Virginia-based CheckVideo, which offers a hosted video surveillance and alarm verification solution, recently announced that it is expanding the availability of its technology into Europe with the opening a new company office in the UK just outside of London.
According to CheckVideo CEO John Estrada, the company has partnered with an established integrator in the market, which will allow them to scale quickly as adoption of its video verification solution begins to rise. Marketing support will be provided by the company's U.S. team, while sales, distribution and technical supported will done by the new CheckVideo Europe office.
"At the end of the day, it generally comes down to people and I think we've aligned ourselves with some really great people in the UK and we're excited about the opportunities as we go forward in 2012," Estrada said.
CheckVideo's cloud-based solution watches video around the clock and can send real-time alerts to central monitoring stations or directly to end-users in the event of an alarm. One of the big differentiators of the CheckVideo product, according to Estrada, is its ability to identify not only movement, but also people and vehicles, which is critical for many of their customers who have large outdoor assets to secure.
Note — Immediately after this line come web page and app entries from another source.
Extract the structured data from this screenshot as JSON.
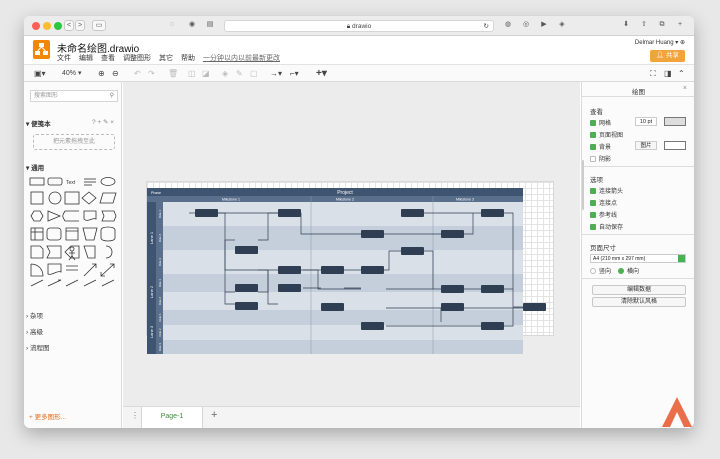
{
  "browser": {
    "url": "drawio",
    "nav": [
      "<",
      ">"
    ]
  },
  "app": {
    "title": "未命名绘图.drawio",
    "menus": [
      "文件",
      "编辑",
      "查看",
      "调整图形",
      "其它",
      "帮助"
    ],
    "save_notice": "一分钟以内以前最新更改",
    "user": "Delmar Huang ▾",
    "share": "共享"
  },
  "toolbar": {
    "zoom": "40%"
  },
  "left": {
    "search_placeholder": "搜索图形",
    "scratchpad_title": "便笺本",
    "scratchpad_hint": "把元素拖拽至此",
    "general": "通用",
    "misc": "杂项",
    "advanced": "高级",
    "flowchart": "流程图",
    "more_shapes": "+ 更多图形...",
    "text_shape": "Text"
  },
  "diagram": {
    "title": "Project",
    "phase_label": "Phase",
    "milestones": [
      "Milestone 1",
      "Milestone 2",
      "Milestone 3"
    ],
    "lanes": [
      "Lane 1",
      "Lane 2",
      "Lane 3"
    ],
    "sublanes": [
      "Role 1",
      "Role 2",
      "Role 3",
      "Role 1",
      "Role 2",
      "Role 1",
      "Role 2",
      "Role 3"
    ],
    "colors": {
      "header": "#3f5470",
      "sub": "#5a6f8c",
      "box": "#2f3e52",
      "row_a": "#d9e0e8",
      "row_b": "#c5cfdb"
    }
  },
  "right": {
    "title": "绘图",
    "view": "查看",
    "grid": "网格",
    "grid_size": "10 pt",
    "page_view": "页面视图",
    "background": "背景",
    "image": "图片",
    "shadow": "阴影",
    "options": "选项",
    "connection_arrows": "连接箭头",
    "connection_points": "连接点",
    "guides": "参考线",
    "autosave": "自动保存",
    "paper_size": "页面尺寸",
    "paper_value": "A4 (210 mm x 297 mm)",
    "portrait": "竖向",
    "landscape": "横向",
    "edit_data": "编辑数据",
    "clear_style": "清除默认风格"
  },
  "pages": {
    "tab": "Page-1",
    "add": "+"
  }
}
"In an outdoor environment, that makes a world of difference," Estrada explained. "We're seeing companies specifically looking at replacing guards or monitoring things that today, while they may have video on it, it's only reactive video."
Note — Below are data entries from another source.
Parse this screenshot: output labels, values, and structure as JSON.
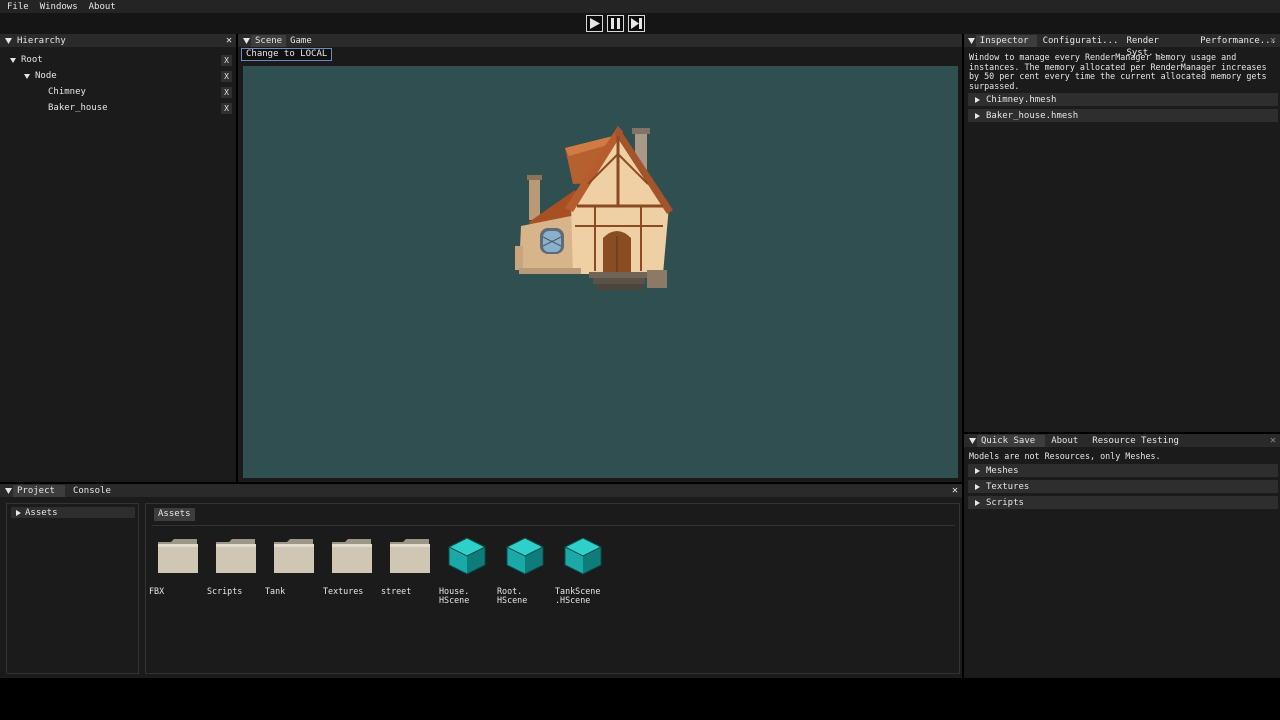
{
  "menu": [
    "File",
    "Windows",
    "About"
  ],
  "hierarchy": {
    "title": "Hierarchy",
    "nodes": [
      {
        "label": "Root"
      },
      {
        "label": "Node"
      },
      {
        "label": "Chimney"
      },
      {
        "label": "Baker_house"
      }
    ],
    "remove_label": "X"
  },
  "scene": {
    "tabs": [
      "Scene",
      "Game"
    ],
    "mode_button": "Change to LOCAL"
  },
  "inspector": {
    "tabs": [
      "Inspector",
      "Configurati...",
      "Render Syst...",
      "Performance..."
    ],
    "description": "Window to manage every RenderManager memory usage and instances. The memory allocated per RenderManager increases by 50 per cent every time the current allocated memory gets surpassed.",
    "items": [
      "Chimney.hmesh",
      "Baker_house.hmesh"
    ]
  },
  "lower_right": {
    "tabs": [
      "Quick Save",
      "About",
      "Resource Testing"
    ],
    "note": "Models are not Resources, only Meshes.",
    "sections": [
      "Meshes",
      "Textures",
      "Scripts"
    ]
  },
  "project": {
    "tabs": [
      "Project",
      "Console"
    ],
    "tree_root": "Assets",
    "breadcrumb": "Assets",
    "items": [
      {
        "label": "FBX",
        "icon": "folder-icon"
      },
      {
        "label": "Scripts",
        "icon": "folder-icon"
      },
      {
        "label": "Tank",
        "icon": "folder-icon"
      },
      {
        "label": "Textures",
        "icon": "folder-icon"
      },
      {
        "label": "street",
        "icon": "folder-icon"
      },
      {
        "label": "House.\nHScene",
        "icon": "scene-cube-icon"
      },
      {
        "label": "Root.\nHScene",
        "icon": "scene-cube-icon"
      },
      {
        "label": "TankScene\n.HScene",
        "icon": "scene-cube-icon"
      }
    ]
  },
  "colors": {
    "scene_background": "#2f4f51",
    "panel_background": "#1b1b1b",
    "active_tab": "#3d3d3d",
    "scene_cube": "#1aa9a6",
    "folder": "#cfc7b4"
  }
}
CheckVideo primarily markets itself through the dealer channel and partnerships with central stations. Estrada said the company is also working on direct end-user contacts and generating leads for its dealer partners.
"We're finding that works very well and of course it helps in the partnership too. I mean we're asking people to 'hey, sign up and sell our product, oh and by the way, here are people that will buy it,'' Estrada said.
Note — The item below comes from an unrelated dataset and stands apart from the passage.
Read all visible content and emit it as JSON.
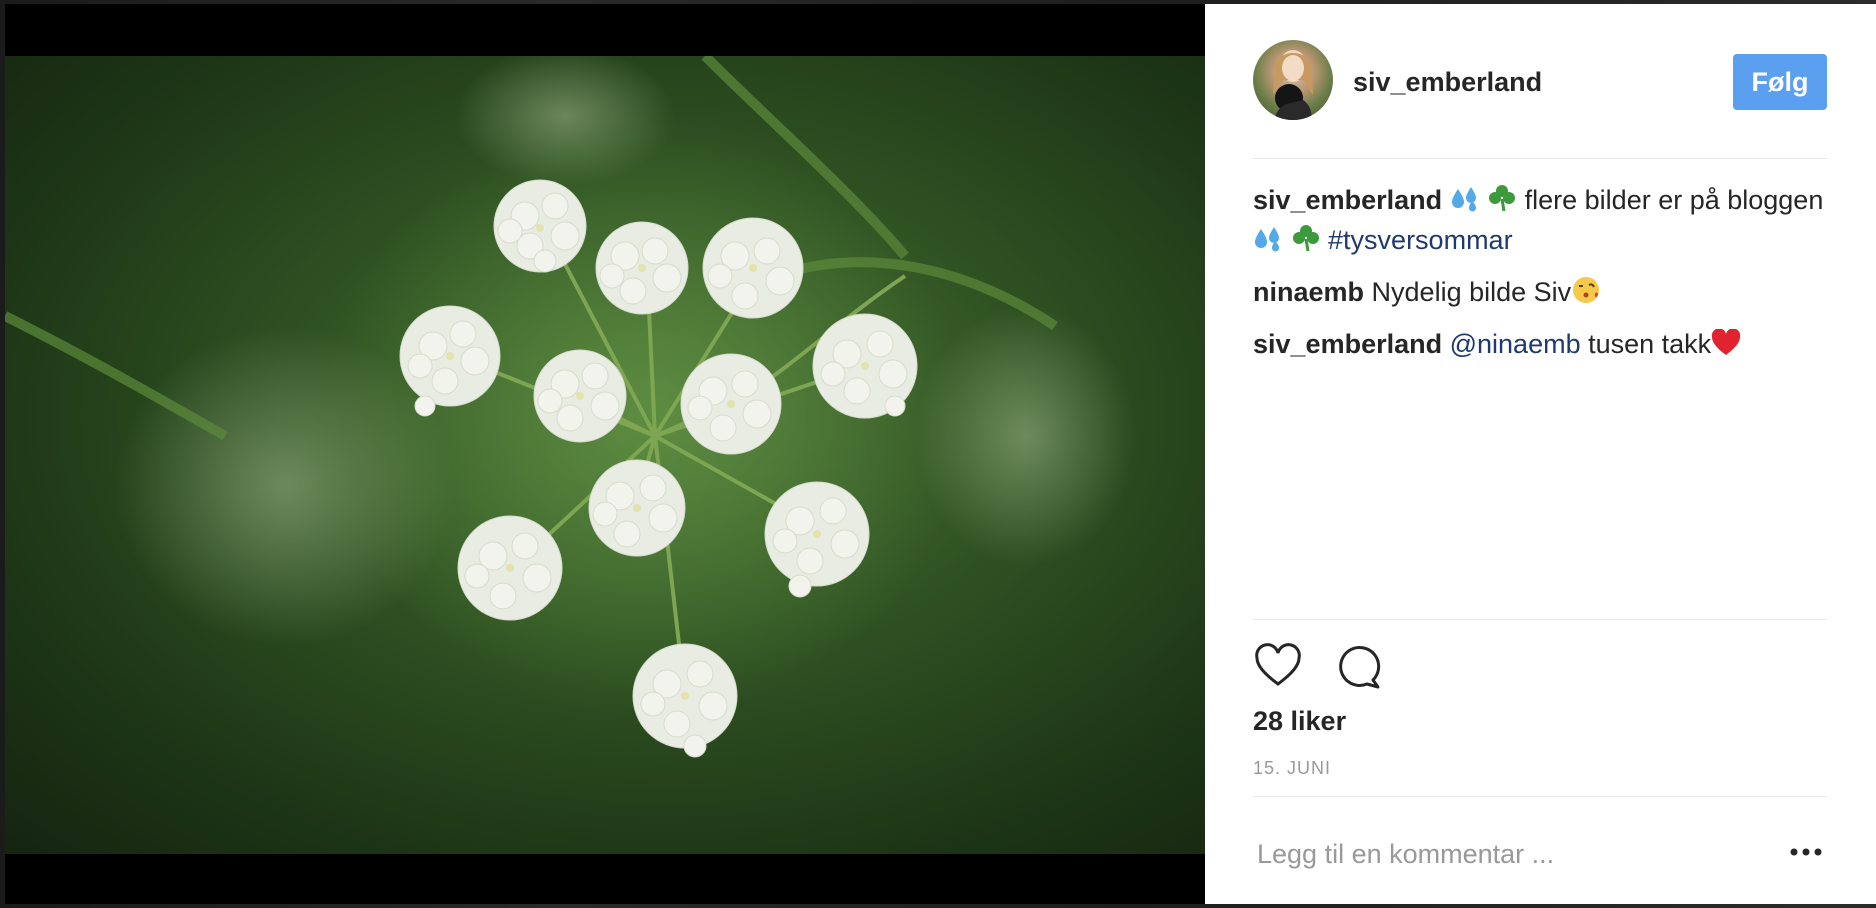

Estrada said that the adoption of alarm and video verification technology has seen an uptick recently, aided by the implementation of various "prioritized response" policies across the U.S.
"We're seeing more and more jurisdictions that are either requiring some validation or certainly prioritizing," he said. "We're also seeing sales in areas where it is not an absolute requirement. People see the benefits."
Although the European surveillance market is different from the U.S., Estrada said that it does have some built-in advantages.
"One of the things we recognize is it's not like the United States of Europe so we're going to have to handle things differently in the various countries," he said. "In the UK, in a lot of ways, the market is further along. The number of cameras per capita is significantly higher in the UK than it is (in the U.S.). On the plus side for us in that scenario is they understand the market very well, they understand the core technology and are trying to figure out how to do more with it."
Estrada said that while they are beginning with a small office in the UK, the company is already looking into pursing growth opportunities across the continent.